Two recommendations of our report have been moved forward in the FY09 omnibus appropriations bill (H.R. 1105) which cleared the Senate yesterday and the House last month. The first recommendation in our chapter on legislative databases was that the Library of Congress make its bill status database directly available to the public and that the GPO not sell legislative documents to the public. These have been the two issues I’ve had my sights on over the last three years (probably starting here). The second recommendation was about coordinating web standards across Congress. These recommendations are addressed in two paragraphs the House statement accompanying the bill for Division G – Legislative Branch, which is almost like being law itself.
The two paragraphs were added by Congressman Mike Honda of California, one of our champions of the use of technology to further transparency and civic engagement. John Wonderlich of Sunlight Foundation, Rob Pierson in Honda’s office, and I collaborated on this over a long period of time. Honda got involved in 2007 asking the Library to look into this and then in 2008 getting the paragraphs added to the bill markup.
So here they are:
Congressional Technology Coordination.-The House of Representatives needs a strategic and coordinated plan that will prepare for the future technology needs of the institution. A 2006 report commissioned by the Chief Administrative Officer and the Committee on House Administration, entitled Strategic Technology Road Map for the Ten Year Vision of Technology in the House of Representatives, provided a suggested structure for Information Technology evaluation and decision making. The Chief Administrative Officer, the Clerk, and the Sergeant at Arms are asked to prepare a report by June 30, 2009 on their efforts or plans to develop House-wide data-sharing standards; implement standard legislative document formats; address the increasing resource challenges of Member offices; and identify disparate systems throughout the institution that prevent it from taking advantage of economies of scale. [page 2]

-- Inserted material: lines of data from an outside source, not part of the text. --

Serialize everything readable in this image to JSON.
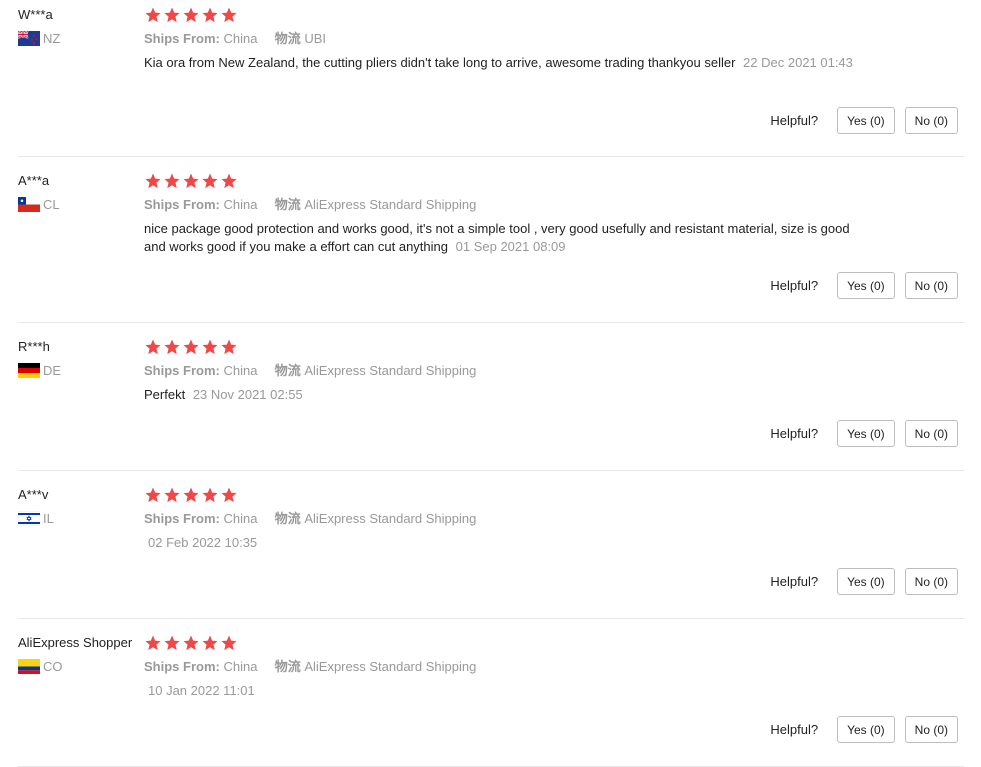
{
  "labels": {
    "ships_from": "Ships From:",
    "logistics": "物流",
    "helpful": "Helpful?"
  },
  "colors": {
    "star": "#f04848",
    "muted": "#999999"
  },
  "reviews": [
    {
      "user": "W***a",
      "country": "NZ",
      "flag": "nz-flag-icon",
      "rating": 5,
      "ships_from": "China",
      "logistics": "UBI",
      "text": "Kia ora from New Zealand, the cutting pliers didn't take long to arrive, awesome trading thankyou seller",
      "date": "22 Dec 2021 01:43",
      "yes": "Yes (0)",
      "no": "No (0)"
    },
    {
      "user": "A***a",
      "country": "CL",
      "flag": "cl-flag-icon",
      "rating": 5,
      "ships_from": "China",
      "logistics": "AliExpress Standard Shipping",
      "text": "nice package good protection and works good, it's not a simple tool , very good usefully and resistant material, size is good and works good if you make a effort can cut anything",
      "date": "01 Sep 2021 08:09",
      "yes": "Yes (0)",
      "no": "No (0)"
    },
    {
      "user": "R***h",
      "country": "DE",
      "flag": "de-flag-icon",
      "rating": 5,
      "ships_from": "China",
      "logistics": "AliExpress Standard Shipping",
      "text": "Perfekt",
      "date": "23 Nov 2021 02:55",
      "yes": "Yes (0)",
      "no": "No (0)"
    },
    {
      "user": "A***v",
      "country": "IL",
      "flag": "il-flag-icon",
      "rating": 5,
      "ships_from": "China",
      "logistics": "AliExpress Standard Shipping",
      "text": "",
      "date": "02 Feb 2022 10:35",
      "yes": "Yes (0)",
      "no": "No (0)"
    },
    {
      "user": "AliExpress Shopper",
      "country": "CO",
      "flag": "co-flag-icon",
      "rating": 5,
      "ships_from": "China",
      "logistics": "AliExpress Standard Shipping",
      "text": "",
      "date": "10 Jan 2022 11:01",
      "yes": "Yes (0)",
      "no": "No (0)"
    }
  ]
}
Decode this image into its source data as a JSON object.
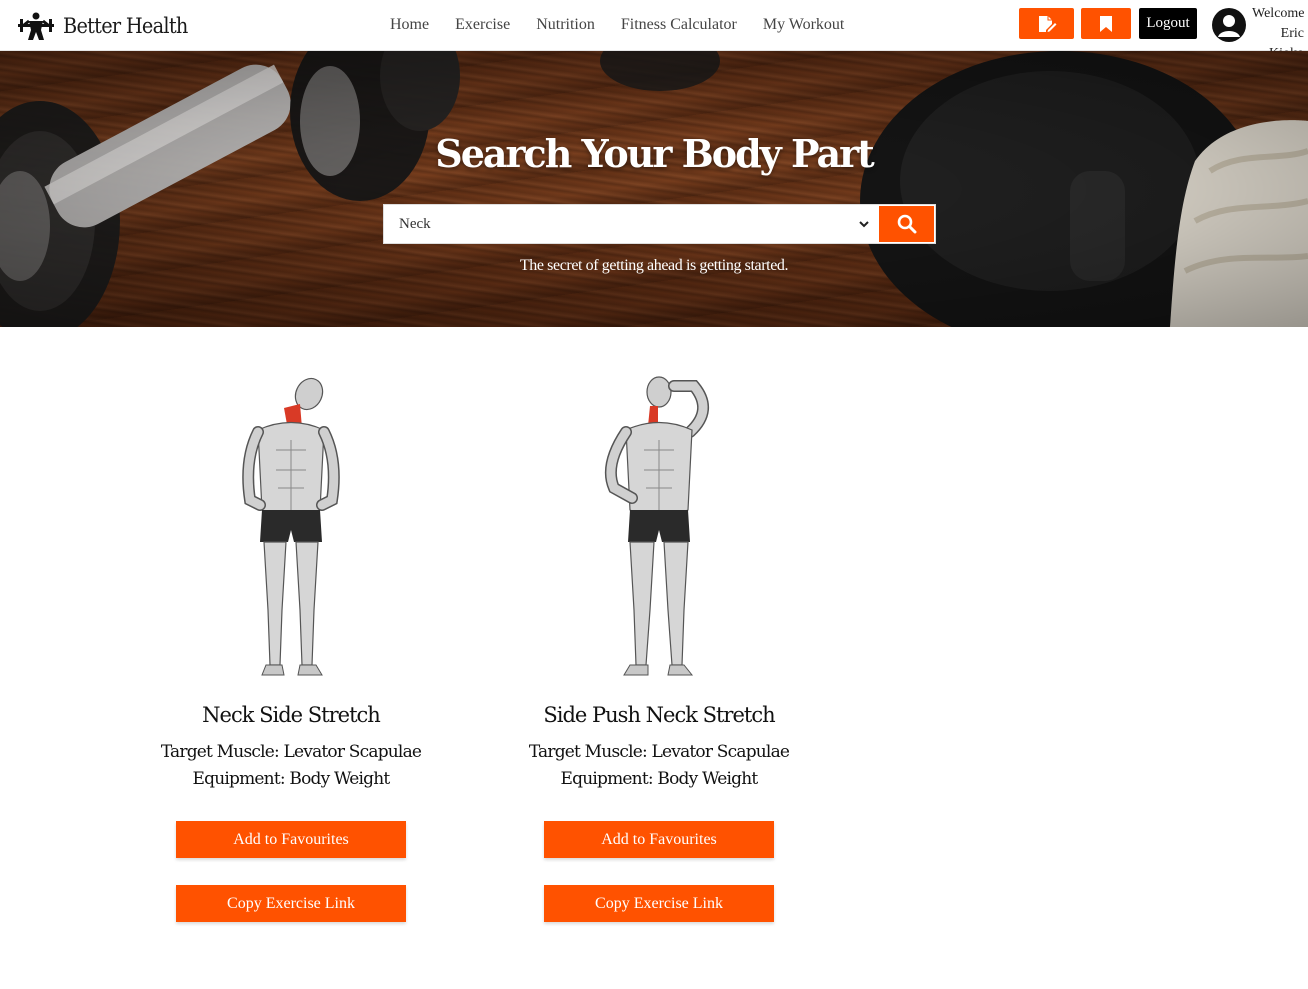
{
  "brand": {
    "name": "Better Health",
    "logo_icon": "bodybuilder-logo-icon"
  },
  "nav": {
    "links": [
      {
        "label": "Home"
      },
      {
        "label": "Exercise"
      },
      {
        "label": "Nutrition"
      },
      {
        "label": "Fitness Calculator"
      },
      {
        "label": "My Workout"
      }
    ],
    "actions": {
      "notes_icon": "edit-note-icon",
      "bookmark_icon": "bookmark-icon",
      "logout_label": "Logout",
      "avatar_icon": "user-avatar-icon",
      "accent_color": "#ff5200"
    },
    "welcome": {
      "line1": "Welcome",
      "line2": "Eric Kioko"
    }
  },
  "hero": {
    "title": "Search Your Body Part",
    "select_value": "Neck",
    "search_icon": "search-icon",
    "tagline": "The secret of getting ahead is getting started."
  },
  "exercises": [
    {
      "name": "Neck Side Stretch",
      "target": "Target Muscle: Levator Scapulae",
      "equipment": "Equipment: Body Weight",
      "fav_label": "Add to Favourites",
      "copy_label": "Copy Exercise Link"
    },
    {
      "name": "Side Push Neck Stretch",
      "target": "Target Muscle: Levator Scapulae",
      "equipment": "Equipment: Body Weight",
      "fav_label": "Add to Favourites",
      "copy_label": "Copy Exercise Link"
    }
  ]
}
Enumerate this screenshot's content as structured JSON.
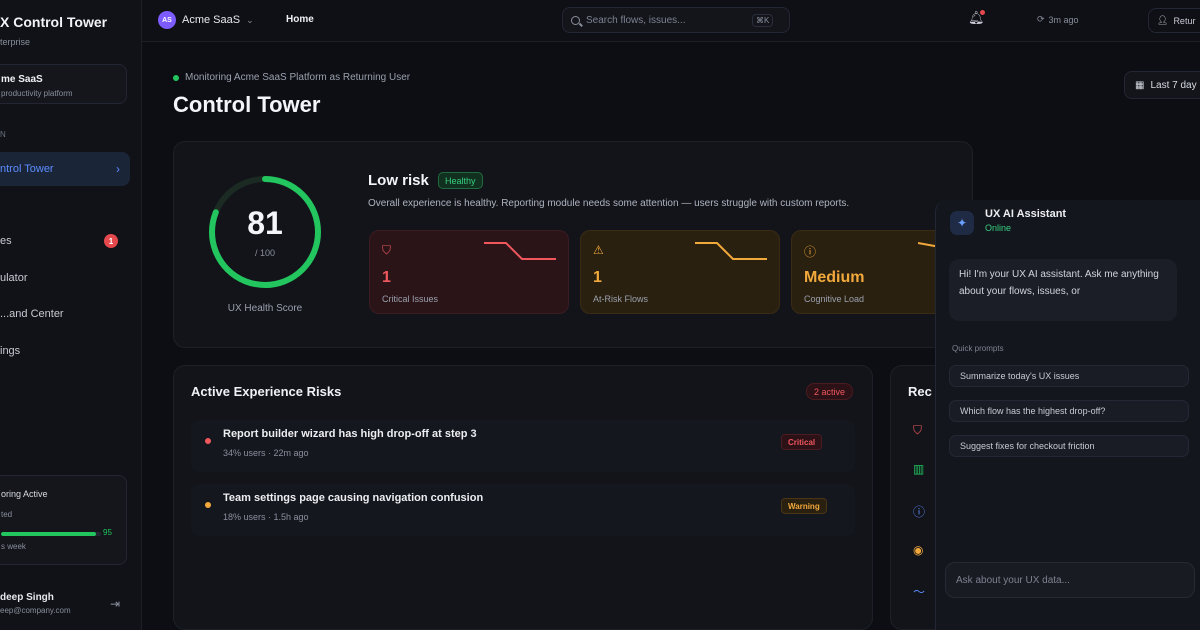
{
  "sidebar": {
    "brand_title": "X Control Tower",
    "brand_sub": "terprise",
    "workspace_name": "me SaaS",
    "workspace_sub": "productivity platform",
    "section": "N",
    "items": [
      {
        "label": "ntrol Tower",
        "active": true
      },
      {
        "label": "es",
        "badge": "1"
      },
      {
        "label": "ulator"
      },
      {
        "label": "...and Center"
      },
      {
        "label": "ings"
      }
    ],
    "monitoring": {
      "title": "oring Active",
      "sub": "ted",
      "progress": 0.95,
      "pct": "95",
      "week": "s week"
    },
    "user_name": "deep Singh",
    "user_email": "eep@company.com"
  },
  "topbar": {
    "org_initials": "AS",
    "org_name": "Acme SaaS",
    "home": "Home",
    "search_placeholder": "Search flows, issues...",
    "search_kbd": "⌘K",
    "refreshed": "3m ago",
    "user_button": "Retur"
  },
  "main": {
    "monitoring_text": "Monitoring Acme SaaS Platform as Returning User",
    "title": "Control Tower",
    "date_range": "Last 7 day",
    "health": {
      "score": "81",
      "score_value": 81,
      "max": "/ 100",
      "label": "UX Health Score",
      "risk_level": "Low risk",
      "badge": "Healthy",
      "summary": "Overall experience is healthy. Reporting module needs some attention — users struggle with custom reports."
    },
    "kpis": [
      {
        "value": "1",
        "label": "Critical Issues",
        "tone": "red"
      },
      {
        "value": "1",
        "label": "At-Risk Flows",
        "tone": "amber"
      },
      {
        "value": "Medium",
        "label": "Cognitive Load",
        "tone": "amber"
      }
    ],
    "risks": {
      "title": "Active Experience Risks",
      "active_count": "2 active",
      "items": [
        {
          "text": "Report builder wizard has high drop-off at step 3",
          "meta": "34% users · 22m ago",
          "severity": "Critical"
        },
        {
          "text": "Team settings page causing navigation confusion",
          "meta": "18% users · 1.5h ago",
          "severity": "Warning"
        }
      ]
    },
    "recommendations_title": "Rec"
  },
  "assistant": {
    "name": "UX AI Assistant",
    "status": "Online",
    "greeting": "Hi! I'm your UX AI assistant. Ask me anything about your flows, issues, or",
    "quick_label": "Quick prompts",
    "prompts": [
      "Summarize today's UX issues",
      "Which flow has the highest drop-off?",
      "Suggest fixes for checkout friction"
    ],
    "input_placeholder": "Ask about your UX data..."
  },
  "colors": {
    "accent": "#5b8cff",
    "success": "#22c55e",
    "critical": "#f0575d",
    "warning": "#f2a93b"
  }
}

Public Access to Legislative Data. There is support for enhancing public access to legislative documents, bill status, summary information, and other legislative data through more direct methods such as bulk data downloads and other means of no-charge digital access to legislative databases. The Library of Congress, Congressional Research Service, and Government Printing Office and the appropriate entities of the House of Representatives are directed to prepare a report on the feasibility of providing advanced search capabilities. This report is to be provided to the Committees on Appropriations of the House and Senate within 120 days of the release of Legislative Information System 2.0. [page 11]
According to an article in Wired: â€œIn our web 2.0 world, we can empower the public by providing them with raw data that they can remix and reuse in new and innovative ways,” says Honda, who is vice chairman of the Appropriations Subcommittee on the Legislative Branch. “With these tools, the public can collaborate on projects that can help legislators to create better policies to address the pressing challenges facing our nation.â€ There’s also a good article at Mother Jones and a nice post by Tim O’Reilly.
The concept of bulk data downloads hasn’t been missed by many parts of the government. The Census Bureau and the Federal Elections Commission, for instance, are fantastic at sharing with the public as much as they can. In the latter case it is electronic versions of campaign contribution filings, which is obviously very important for preventing corruption. But, there are significant gaps in other areas of the government where a little legislating is necessary. Here we’re talking about information on bills in congress going back around two decades, and the information going forward.
The Library of Congress has a database of this information but they don’t share it with the public. Sharing it would mean that creating sites like GovTrack — and the various other sites that use data from GovTrack including OpenCongress and MAPLight.org — would be a little easier, but also a little more accurate. Right now GovTrack goes through a roundabout process to reverse-engineer the same information we are seeking from this database. Basically, we already have the information by scraping it off of thomas.loc.gov — we’d just rather get it directly rather than the way it is assembled now. So because I go through so much trouble to reverse-engineer the data I want, not so many things will change in an obvious way on GovTrack — it’ll just be that my life will be a little easier and the information will be a little more complete and up to date. But, you can expect to see other sites spring up doing new and interesting things with the information — ways of visualizing the congressional process that we couldn’t yet imagine.
The Government Printing Office is mentioned because of how they make legislative documents like the text of bills available to the public. PDFs and text-only versions are made available for free already. No problem there. But they have other files that would be useful to sites like GovTrack which they sell at ridiculously high subscription prices. Those files would make comparisons of bill text easier to produce (although GovTrack already has this feature, again by essentially going about it the hard way). If you think about it from the perspective that some bills go through Congress so fast no one has time to read them through, being able to apply technology to the process is so important, like to detect changes in the text of bills between versions to make it easier for people to get through it. This is what GPO is preventing by selling some of its files, rather than providing them to the public for free (which it is essentially mandated to do for most documents — why they exempt certain documents is not known).
Now, it’s not that the Library doesn’t necessarily *want* to share its database. It’s just that sharing it wasn’t a part of their mandate from Congress and they don’t want to upset Congress by stepping out of their mandate. The omnibus bill is an indication from the House to the Library that this would be something supported by Congress. (My understanding is that the Library has been seeking permission from Congress to do some of these things, probably in response to a previous push for this, but the omnibus legislation has been in the works concurrently.)